- _Your objective_
Among the records, which lines hold the word "Rothman"? Pick them out.

- _Records provided_
--------

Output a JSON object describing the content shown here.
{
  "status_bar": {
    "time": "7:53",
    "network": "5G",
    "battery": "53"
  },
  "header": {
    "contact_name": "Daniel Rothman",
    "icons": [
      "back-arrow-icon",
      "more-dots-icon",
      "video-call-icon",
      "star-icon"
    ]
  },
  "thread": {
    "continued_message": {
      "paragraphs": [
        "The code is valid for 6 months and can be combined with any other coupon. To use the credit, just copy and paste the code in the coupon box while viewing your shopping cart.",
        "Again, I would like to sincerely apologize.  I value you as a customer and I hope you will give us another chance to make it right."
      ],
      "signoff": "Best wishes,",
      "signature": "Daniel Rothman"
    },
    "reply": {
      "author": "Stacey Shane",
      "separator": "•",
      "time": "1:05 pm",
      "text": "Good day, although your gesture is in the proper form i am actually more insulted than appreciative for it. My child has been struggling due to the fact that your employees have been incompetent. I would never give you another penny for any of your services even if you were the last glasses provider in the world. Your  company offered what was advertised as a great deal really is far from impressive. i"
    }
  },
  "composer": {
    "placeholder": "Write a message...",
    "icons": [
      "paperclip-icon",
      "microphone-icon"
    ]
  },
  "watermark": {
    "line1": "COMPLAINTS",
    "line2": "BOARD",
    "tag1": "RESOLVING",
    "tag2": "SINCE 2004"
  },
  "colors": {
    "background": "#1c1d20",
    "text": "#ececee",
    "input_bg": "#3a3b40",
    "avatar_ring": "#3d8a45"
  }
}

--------

- _Exercise response_
    "contact_name": "Daniel Rothman",
      "signature": "Daniel Rothman"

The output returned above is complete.